For the sometimes pleasurable, but often frustrating experience that is being a Manchester City fan, I can thank my uncle Barry.
Back in 1969 I was an impressionable 9 year old, born and bred in Somerset, not a care in the world, hadn’t decided on which football team I liked best and settling down to watch the FA Cup Final with my dad and uncle Barry. Who should I support? Dad, being a lifelong Arsenal supporter couldn’t (in his own words) “give a stuff” and was watching as a neutral. Uncle Barry, married into my mum’s side of the family from Blackburn, told me to support Manchester City as they were the Northern team. So I did.
And it came to pass (Summerbee to Young… Goal!) that I became a Blue, having been dazzled by the sheer magic of this team.
Not that I hadn’t had other influences trying to sway me in non-Blue directions before then. Dad had made his case for the Gunners, and even in 1969, it was a persuasive argument. But I wanted to; no had to; rebel. My brother and I would eventually refer to them as “Fart-Smell”, much to my dad’s annoyance.
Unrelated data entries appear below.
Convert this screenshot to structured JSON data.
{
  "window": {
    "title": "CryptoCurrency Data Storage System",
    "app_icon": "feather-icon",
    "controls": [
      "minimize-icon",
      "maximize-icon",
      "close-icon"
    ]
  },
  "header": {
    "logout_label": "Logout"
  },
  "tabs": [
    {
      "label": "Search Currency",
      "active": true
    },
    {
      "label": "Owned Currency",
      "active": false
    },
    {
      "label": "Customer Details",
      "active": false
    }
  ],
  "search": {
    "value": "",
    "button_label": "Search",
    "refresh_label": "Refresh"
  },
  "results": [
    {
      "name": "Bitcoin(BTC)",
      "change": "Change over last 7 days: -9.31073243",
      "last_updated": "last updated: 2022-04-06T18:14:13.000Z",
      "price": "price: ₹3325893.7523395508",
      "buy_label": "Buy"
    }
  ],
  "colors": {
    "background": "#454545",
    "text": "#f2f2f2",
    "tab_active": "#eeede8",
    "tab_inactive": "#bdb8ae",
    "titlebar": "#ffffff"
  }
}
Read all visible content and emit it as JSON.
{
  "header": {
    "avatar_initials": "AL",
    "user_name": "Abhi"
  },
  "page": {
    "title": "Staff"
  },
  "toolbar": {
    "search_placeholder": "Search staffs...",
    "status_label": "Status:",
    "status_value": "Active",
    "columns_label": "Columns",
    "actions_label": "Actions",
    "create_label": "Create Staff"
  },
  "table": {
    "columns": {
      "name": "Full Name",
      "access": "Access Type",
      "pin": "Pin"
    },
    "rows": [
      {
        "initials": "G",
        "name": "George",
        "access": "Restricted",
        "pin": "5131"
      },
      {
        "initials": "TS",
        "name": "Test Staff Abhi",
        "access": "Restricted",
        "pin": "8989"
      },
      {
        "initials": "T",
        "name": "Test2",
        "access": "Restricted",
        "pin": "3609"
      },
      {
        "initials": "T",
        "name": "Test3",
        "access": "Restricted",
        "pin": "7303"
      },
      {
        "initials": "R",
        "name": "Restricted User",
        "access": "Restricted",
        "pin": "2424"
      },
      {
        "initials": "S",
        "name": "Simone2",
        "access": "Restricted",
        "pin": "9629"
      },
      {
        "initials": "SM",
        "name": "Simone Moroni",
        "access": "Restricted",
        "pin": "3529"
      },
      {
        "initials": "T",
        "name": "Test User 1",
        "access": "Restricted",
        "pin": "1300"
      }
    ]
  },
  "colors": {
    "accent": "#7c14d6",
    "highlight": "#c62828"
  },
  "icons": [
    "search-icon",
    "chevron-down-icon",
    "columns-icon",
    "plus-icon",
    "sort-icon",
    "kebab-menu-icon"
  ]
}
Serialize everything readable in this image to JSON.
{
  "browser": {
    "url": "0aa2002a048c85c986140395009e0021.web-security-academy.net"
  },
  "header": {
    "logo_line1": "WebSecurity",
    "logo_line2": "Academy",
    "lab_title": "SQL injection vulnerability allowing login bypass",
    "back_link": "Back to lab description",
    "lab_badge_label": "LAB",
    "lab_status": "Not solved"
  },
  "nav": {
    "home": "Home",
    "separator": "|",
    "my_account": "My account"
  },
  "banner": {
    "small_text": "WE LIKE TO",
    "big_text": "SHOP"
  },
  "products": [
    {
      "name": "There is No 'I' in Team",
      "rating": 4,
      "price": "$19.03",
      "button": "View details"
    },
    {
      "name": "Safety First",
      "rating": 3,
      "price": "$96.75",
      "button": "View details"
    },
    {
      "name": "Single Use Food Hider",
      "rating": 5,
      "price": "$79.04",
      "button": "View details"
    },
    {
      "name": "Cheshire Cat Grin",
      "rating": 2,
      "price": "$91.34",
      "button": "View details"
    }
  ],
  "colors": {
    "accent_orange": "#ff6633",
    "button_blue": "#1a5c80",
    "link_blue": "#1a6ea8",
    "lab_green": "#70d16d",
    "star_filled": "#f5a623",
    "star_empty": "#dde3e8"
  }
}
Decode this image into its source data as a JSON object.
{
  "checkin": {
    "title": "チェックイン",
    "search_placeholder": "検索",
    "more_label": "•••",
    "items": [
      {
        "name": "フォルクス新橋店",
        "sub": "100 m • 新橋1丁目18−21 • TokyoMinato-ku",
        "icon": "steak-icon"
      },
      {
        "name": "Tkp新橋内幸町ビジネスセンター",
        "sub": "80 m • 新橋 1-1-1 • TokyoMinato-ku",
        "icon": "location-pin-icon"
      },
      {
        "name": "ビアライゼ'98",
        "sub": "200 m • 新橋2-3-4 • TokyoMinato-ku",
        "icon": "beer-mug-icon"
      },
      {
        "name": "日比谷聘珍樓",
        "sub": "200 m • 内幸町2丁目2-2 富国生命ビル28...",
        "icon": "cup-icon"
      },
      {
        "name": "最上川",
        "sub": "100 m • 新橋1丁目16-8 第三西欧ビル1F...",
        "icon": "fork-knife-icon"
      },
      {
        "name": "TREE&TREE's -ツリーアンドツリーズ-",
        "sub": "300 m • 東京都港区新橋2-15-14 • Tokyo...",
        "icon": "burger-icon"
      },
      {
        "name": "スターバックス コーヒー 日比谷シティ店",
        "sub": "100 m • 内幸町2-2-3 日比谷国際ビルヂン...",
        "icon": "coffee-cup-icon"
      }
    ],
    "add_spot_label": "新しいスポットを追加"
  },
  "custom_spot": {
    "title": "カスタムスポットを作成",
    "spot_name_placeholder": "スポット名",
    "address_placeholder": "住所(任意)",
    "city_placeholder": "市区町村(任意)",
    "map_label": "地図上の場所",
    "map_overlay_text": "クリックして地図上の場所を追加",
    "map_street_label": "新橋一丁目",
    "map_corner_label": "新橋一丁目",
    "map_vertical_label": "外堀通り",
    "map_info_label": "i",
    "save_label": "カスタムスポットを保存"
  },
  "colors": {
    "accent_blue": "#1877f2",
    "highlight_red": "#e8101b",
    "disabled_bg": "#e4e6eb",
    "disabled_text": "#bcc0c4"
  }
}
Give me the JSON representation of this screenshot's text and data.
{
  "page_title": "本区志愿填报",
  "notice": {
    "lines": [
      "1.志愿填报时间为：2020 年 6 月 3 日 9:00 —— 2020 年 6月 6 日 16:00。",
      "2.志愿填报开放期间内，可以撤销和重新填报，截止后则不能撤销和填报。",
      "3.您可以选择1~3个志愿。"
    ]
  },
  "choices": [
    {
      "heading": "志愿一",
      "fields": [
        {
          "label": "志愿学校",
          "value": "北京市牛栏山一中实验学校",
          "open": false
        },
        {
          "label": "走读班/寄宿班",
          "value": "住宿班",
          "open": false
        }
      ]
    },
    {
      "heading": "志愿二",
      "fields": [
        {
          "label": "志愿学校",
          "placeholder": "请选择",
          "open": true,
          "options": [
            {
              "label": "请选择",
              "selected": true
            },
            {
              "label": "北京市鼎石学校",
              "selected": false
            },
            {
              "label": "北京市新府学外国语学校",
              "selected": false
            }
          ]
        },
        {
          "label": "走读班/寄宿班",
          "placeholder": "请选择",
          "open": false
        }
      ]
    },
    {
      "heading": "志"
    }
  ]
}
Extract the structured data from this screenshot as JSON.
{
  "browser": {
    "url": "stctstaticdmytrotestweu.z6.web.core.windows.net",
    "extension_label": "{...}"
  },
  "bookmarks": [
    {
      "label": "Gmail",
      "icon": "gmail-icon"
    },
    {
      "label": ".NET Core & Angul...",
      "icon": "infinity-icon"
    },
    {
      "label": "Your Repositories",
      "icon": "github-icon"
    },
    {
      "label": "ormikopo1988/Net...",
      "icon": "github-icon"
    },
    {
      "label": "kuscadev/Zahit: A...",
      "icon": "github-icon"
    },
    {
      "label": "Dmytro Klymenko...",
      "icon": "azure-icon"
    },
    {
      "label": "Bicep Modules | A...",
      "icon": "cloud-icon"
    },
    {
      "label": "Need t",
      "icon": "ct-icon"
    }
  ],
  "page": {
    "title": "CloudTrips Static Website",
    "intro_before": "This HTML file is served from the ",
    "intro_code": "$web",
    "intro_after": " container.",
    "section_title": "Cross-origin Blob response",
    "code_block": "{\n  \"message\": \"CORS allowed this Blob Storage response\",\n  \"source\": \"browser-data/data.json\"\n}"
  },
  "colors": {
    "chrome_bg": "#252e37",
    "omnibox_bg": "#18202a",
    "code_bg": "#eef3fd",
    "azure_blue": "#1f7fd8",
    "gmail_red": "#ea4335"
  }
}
What about supporting my local team? The nearest to me, as the crow flies, was Bristol City, but there was nobody I knew who watched them, apart from the local psychopaths. Not much further away was Bristol Rovers, but they didn’t seem to offer much in the way of glamour or excitement. However, some time after declaring my allegiance to MCFC I adopted the “Gas” as my “local” team. This was because they seemed to me to mirror City in a lot of respects. Why? Well consider their relationship with the other club in town; Bristol City are “bigger and better”, they play in red, and I think (with a few honourable exceptions) most of their fans are certifiable arrogant t*ssers.
What about the Rags? Even in the late 60’s they were dragging little boys into their twisted and sordid lifestyle. This time it was my cousin who saved me from that fate worst than death. Not because he was a Blue who could show me the error of my ways you understand, but because he was a fledgling Rag, and in his bedroom he and his brother had all the wallpaper, lampshades, bedspreads, posters, the lot. I just knew instinctively it was all wrong, and that whatever I did, I should never give in to the dark side.
So when my uncle Barry and Neil Young pointed the way, I was ready. And it was oh so easy to support City in those days, lots of my friends at school did. But no one I knew in deepest darkest Zommerzet had actually been to Maine Road, except me, thanks once again to uncle Barry. The first time I went there was to see City play Stoke (I think) during one of the regular family holidays to Blackburn. We drove down to Manchester in uncle Barry’s Rover 2000; his pride and joy; and parked in one of the side streets around Maine Road (and it was still there with all 4 wheels attached when we got back!). My overriding memory was the sheer size of the ground, and the number of people crammed in (please bear in mind my only other experience of a football ground before then was from watching Blackburn Rovers at the old Ewood Park).
I marvel at other MCIVTA correspondents who have the ability to remember previous matches they have attended in such detail. For me it is just a swirl of snatched images and memories, but this may be due to the thermos filled with coffee and scotch that uncle Barry and my dad would let me sip from at half time! So I will zoom forward to today; and I’m now a family man with two daughters. Like me when I was young, they want to rebel against their dad and steadfastly refuse to support Man City. I did have a nasty moment when my eldest came back from school and declared her undying love for spice boy, but playing on her girlie love of furry creatures, I managed to change her allegiance to Wolverhampton Wanderers (OK, wolves are not cuddly, but they are furry). My youngest is horse mad, so logically supports Ipswich (because of their badge). At least they haven’t come up with any rude names for City yet.
I’m very hopeful we can get promotion this season, especially now we seem to have signed Terry Cooke, but this will probably have to be through the nail-biting play-offs. But whatever happens now, and in the future, I’ll always be proud to call myself a Man City supporter, because I’m a Blue and that’s just the way it is.
Some time ago I submitted my “Why Blue” and talked about going to Maine Road with my father and standing on the corner of where the North Stand now is. Sadly my dad died last Saturday evening (17/04) and on Sunday, nursing a hangover, I returned to Manchester to arrange his funeral. On Thursday I went to Maine Road and bought tickets for the Wycombe game for my daughter, Jemma, and I. Because Wycombe didn’t sell their tickets I was able to get into Block S of the North Stand – as close as possible to where I went as a child.
After the funeral on Friday I drove the whole family (mum, three sisters and my brother) down Claremont Road where dad grew up and past Maine Road on the way back to mum’s for tea and sympathy – mum thought that was a great tribute. And on Saturday I watched the game with tears in my eyes. We can’t make the York game but if it all goes right Jemma will be at Wembley and at the age of 8, I guess her own “Why Blue” is written. Please – no condolences. That isn’t why I wrote this. I think it’s probably just to get a head start for when Jemma writes her “Why Blue”. It’s also to recognise a Blue who has gone, my dad – Frank Gibson.
First printed in: MCIVTA Newsletter #495 on